The prospect of creating new human life solely to be exploited in this way has been condemned on moral grounds by many people--including The Washington Post, President Clinton, and many other supporters of a woman's right to abortion--as displaying a profound disrespect for life. Even those who are willing to scavenge so-called "spare embryos"--those products of in vitro fertilization made in excess of people's reproductive needs, and otherwise likely to be discarded--draw back from creating human embryos explicitly and solely for research purposes. They reject outright what they regard as the exploitation and the instrumentalization of nascent human life. In addition, others who are agnostic about the moral status of the embryo see the wisdom of not needlessly offending the sensibilities of their fellow citizens who are opposed to such practices.

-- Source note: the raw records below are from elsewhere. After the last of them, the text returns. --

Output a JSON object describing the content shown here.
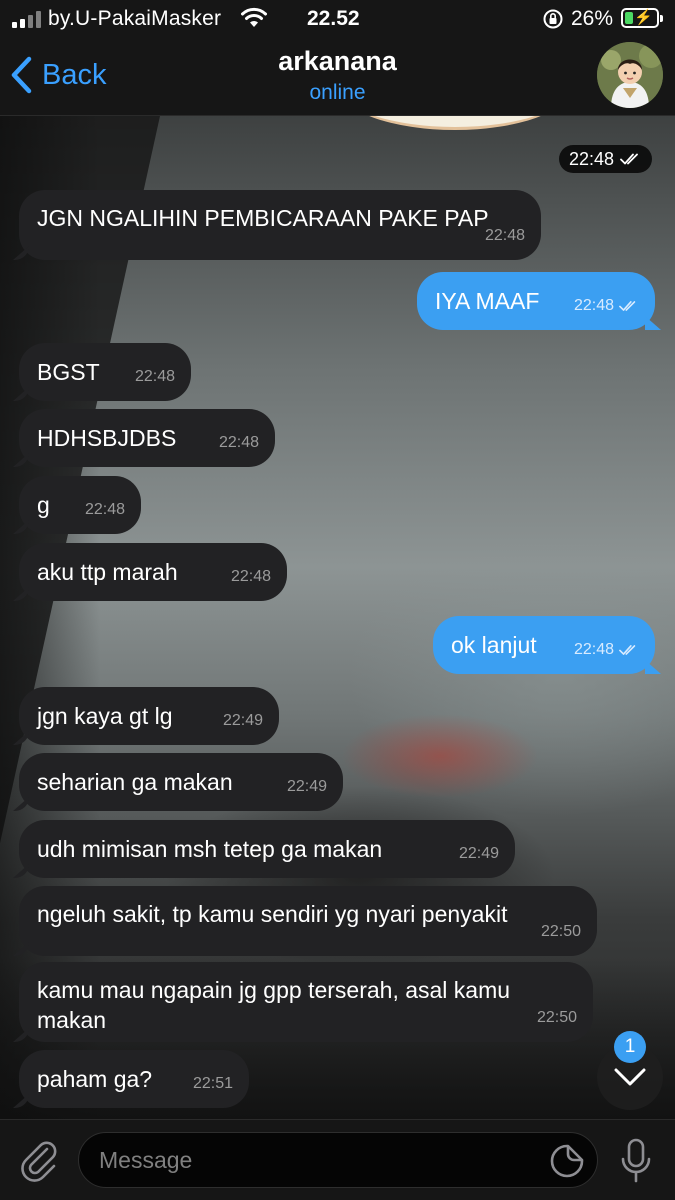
{
  "status_bar": {
    "carrier": "by.U-PakaiMasker",
    "time": "22.52",
    "battery_percent": "26%",
    "battery_level": 0.26,
    "charging": true,
    "icons": [
      "signal-icon",
      "wifi-icon",
      "rotation-lock-icon",
      "battery-charging-icon"
    ]
  },
  "header": {
    "back_label": "Back",
    "chat_name": "arkanana",
    "status": "online"
  },
  "date_pill": {
    "time": "22:48"
  },
  "messages": [
    {
      "direction": "in",
      "text": "JGN NGALIHIN PEMBICARAAN PAKE PAP",
      "time": "22:48"
    },
    {
      "direction": "out",
      "text": "IYA MAAF",
      "time": "22:48",
      "read": true
    },
    {
      "direction": "in",
      "text": "BGST",
      "time": "22:48"
    },
    {
      "direction": "in",
      "text": "HDHSBJDBS",
      "time": "22:48"
    },
    {
      "direction": "in",
      "text": "g",
      "time": "22:48"
    },
    {
      "direction": "in",
      "text": "aku ttp marah",
      "time": "22:48"
    },
    {
      "direction": "out",
      "text": "ok lanjut",
      "time": "22:48",
      "read": true
    },
    {
      "direction": "in",
      "text": "jgn kaya gt lg",
      "time": "22:49"
    },
    {
      "direction": "in",
      "text": "seharian ga makan",
      "time": "22:49"
    },
    {
      "direction": "in",
      "text": "udh mimisan msh tetep ga makan",
      "time": "22:49"
    },
    {
      "direction": "in",
      "text": "ngeluh sakit, tp kamu sendiri yg nyari penyakit",
      "time": "22:50"
    },
    {
      "direction": "in",
      "text": "kamu mau ngapain jg gpp terserah, asal kamu makan",
      "time": "22:50"
    },
    {
      "direction": "in",
      "text": "paham ga?",
      "time": "22:51"
    }
  ],
  "scroll_down": {
    "unread_count": "1"
  },
  "composer": {
    "placeholder": "Message"
  },
  "colors": {
    "accent": "#3aa0ff",
    "outgoing_bubble": "#3b9ff2",
    "incoming_bubble": "#222224"
  }
}
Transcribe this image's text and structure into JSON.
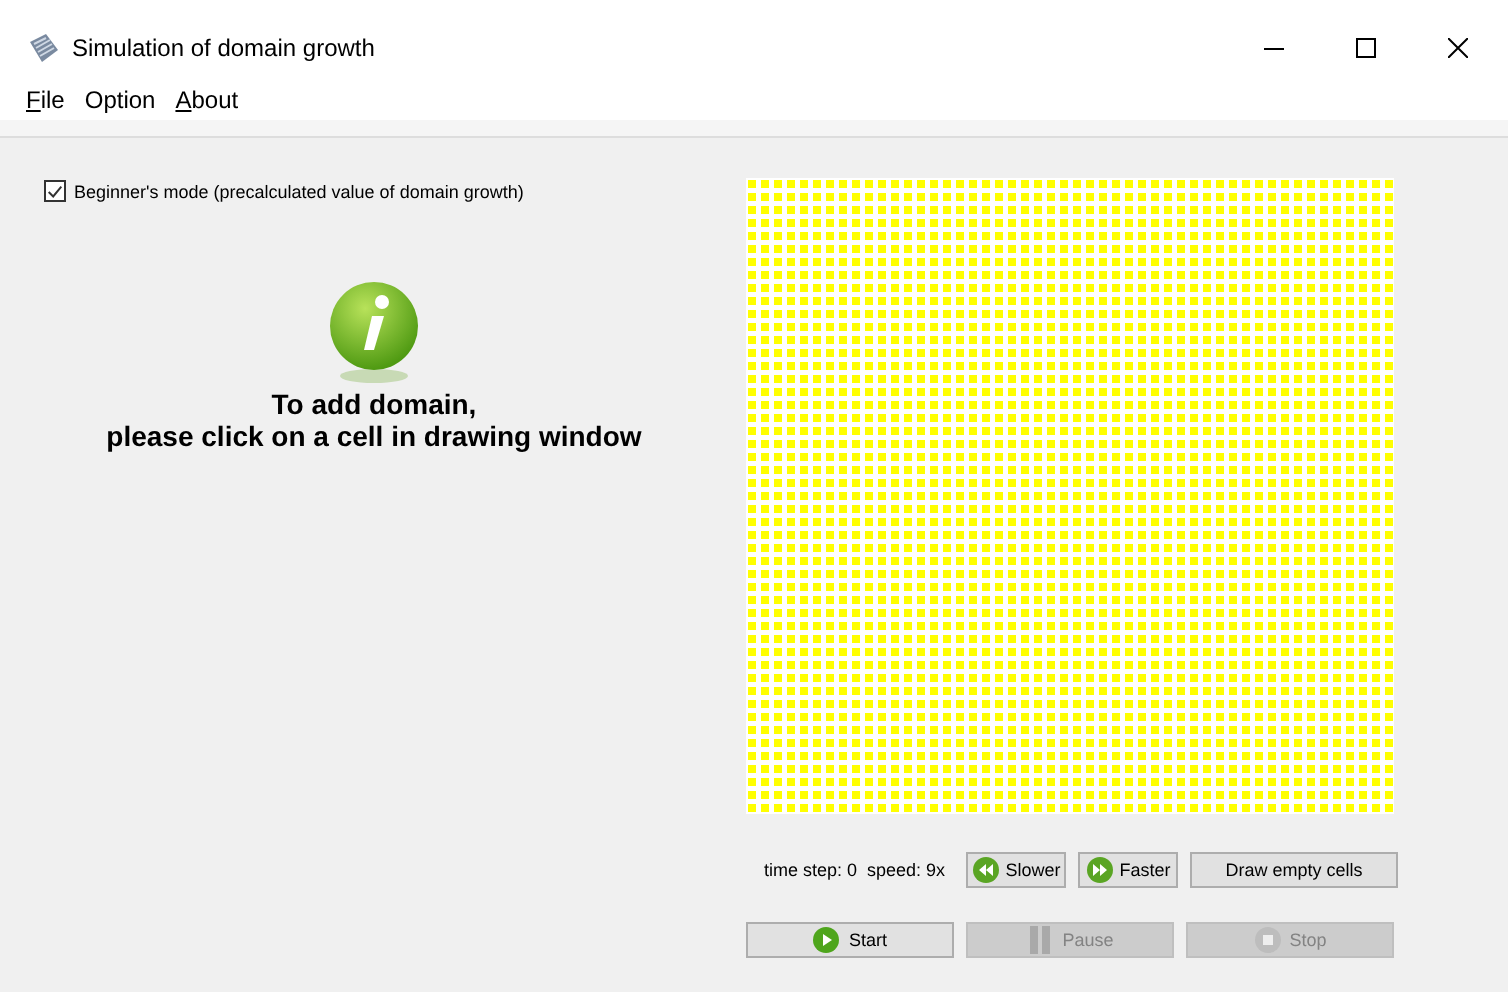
{
  "window": {
    "title": "Simulation of domain growth"
  },
  "menu": [
    {
      "label": "File",
      "underlined": true
    },
    {
      "label": "Option",
      "underlined": false
    },
    {
      "label": "About",
      "underlined": true
    }
  ],
  "beginners_mode": {
    "label": "Beginner's mode (precalculated value of domain growth)",
    "checked": true
  },
  "info": {
    "lines": [
      "To add domain,",
      "please click on a cell in drawing window"
    ]
  },
  "status": "time step: 0  speed: 9x",
  "speed_buttons": [
    {
      "label": "Slower",
      "kind": "rewind"
    },
    {
      "label": "Faster",
      "kind": "forward"
    },
    {
      "label": "Draw empty cells",
      "kind": "plain"
    }
  ],
  "controls": [
    {
      "label": "Start",
      "kind": "play",
      "disabled": false
    },
    {
      "label": "Pause",
      "kind": "pause",
      "disabled": true
    },
    {
      "label": "Stop",
      "kind": "stop",
      "disabled": true
    }
  ]
}
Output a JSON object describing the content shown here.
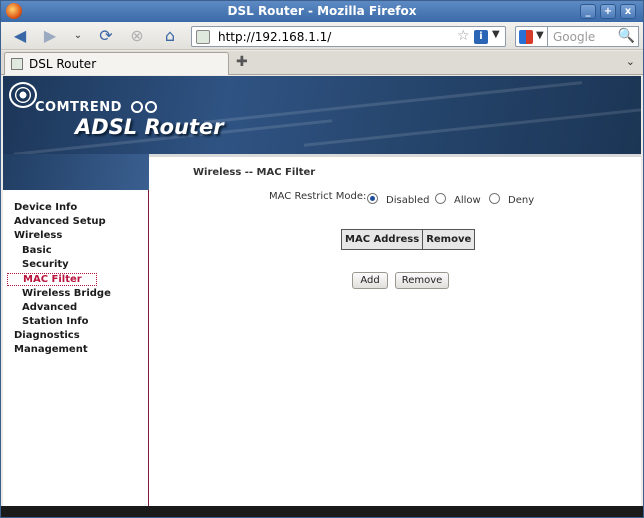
{
  "window": {
    "title": "DSL Router - Mozilla Firefox",
    "controls": {
      "minimize": "_",
      "maximize": "+",
      "close": "x"
    }
  },
  "navbar": {
    "url": "http://192.168.1.1/",
    "search_placeholder": "Google",
    "icons": [
      "back-icon",
      "forward-icon",
      "history-dropdown-icon",
      "reload-icon",
      "stop-icon",
      "home-icon"
    ]
  },
  "tabs": [
    {
      "label": "DSL Router",
      "active": true
    }
  ],
  "banner": {
    "brand": "COMTREND",
    "product": "ADSL Router"
  },
  "sidebar": {
    "items": [
      {
        "label": "Device Info",
        "level": 0,
        "active": false
      },
      {
        "label": "Advanced Setup",
        "level": 0,
        "active": false
      },
      {
        "label": "Wireless",
        "level": 0,
        "active": false
      },
      {
        "label": "Basic",
        "level": 1,
        "active": false
      },
      {
        "label": "Security",
        "level": 1,
        "active": false
      },
      {
        "label": "MAC Filter",
        "level": 1,
        "active": true
      },
      {
        "label": "Wireless Bridge",
        "level": 1,
        "active": false
      },
      {
        "label": "Advanced",
        "level": 1,
        "active": false
      },
      {
        "label": "Station Info",
        "level": 1,
        "active": false
      },
      {
        "label": "Diagnostics",
        "level": 0,
        "active": false
      },
      {
        "label": "Management",
        "level": 0,
        "active": false
      }
    ]
  },
  "main": {
    "heading": "Wireless -- MAC Filter",
    "restrict_label": "MAC Restrict Mode:",
    "modes": [
      {
        "label": "Disabled",
        "checked": true
      },
      {
        "label": "Allow",
        "checked": false
      },
      {
        "label": "Deny",
        "checked": false
      }
    ],
    "table_headers": [
      "MAC Address",
      "Remove"
    ],
    "buttons": {
      "add": "Add",
      "remove": "Remove"
    }
  },
  "colors": {
    "accent": "#b8143e",
    "banner": "#2f5383",
    "titlebar": "#4a78b5"
  }
}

But even setting aside these obvious moral first impressions, a few moments of reflection show why an anti-cloning law that permitted the cloning of embryos but criminalized their transfer to produce a child would be a moral blunder. This would be a law that was not merely permissively "pro-choice" but emphatically and prescriptively "anti-life." While permitting the creation of an embryonic life, it would make it a federal offense to try to keep it alive and bring it to birth. Whatever one thinks of the moral status or the ontological status of the human embryo, moral sense and practical wisdom recoil from having the government of the United States on record as requiring the destruction of nascent life and, what is worse, demanding the punishment of those who would act to preserve it by (feloniously!) giving it birth.
But the problem with the approach that targets only reproductive cloning (that is, the transfer of the embryo to a woman's uterus) is not only moral but also legal and strategic. A ban only on reproductive cloning would turn out to be unenforceable. Once cloned embryos were produced and available in laboratories and assisted-reproduction centers, it would be virtually impossible to control what was done with them. Biotechnical experiments take place in laboratories, hidden from public view, and, given the rise of high-stakes commerce in biotechnology, these experiments are concealed from the competition. Huge stockpiles of cloned human embryos could thus be produced and bought and sold without anyone knowing it. As we have seen with in vitro embryos created to treat infertility, embryos produced for one reason can be used for another reason: today "spare embryos" once created to begin a pregnancy are now used in research, and tomorrow clones created for research will be used to begin a pregnancy.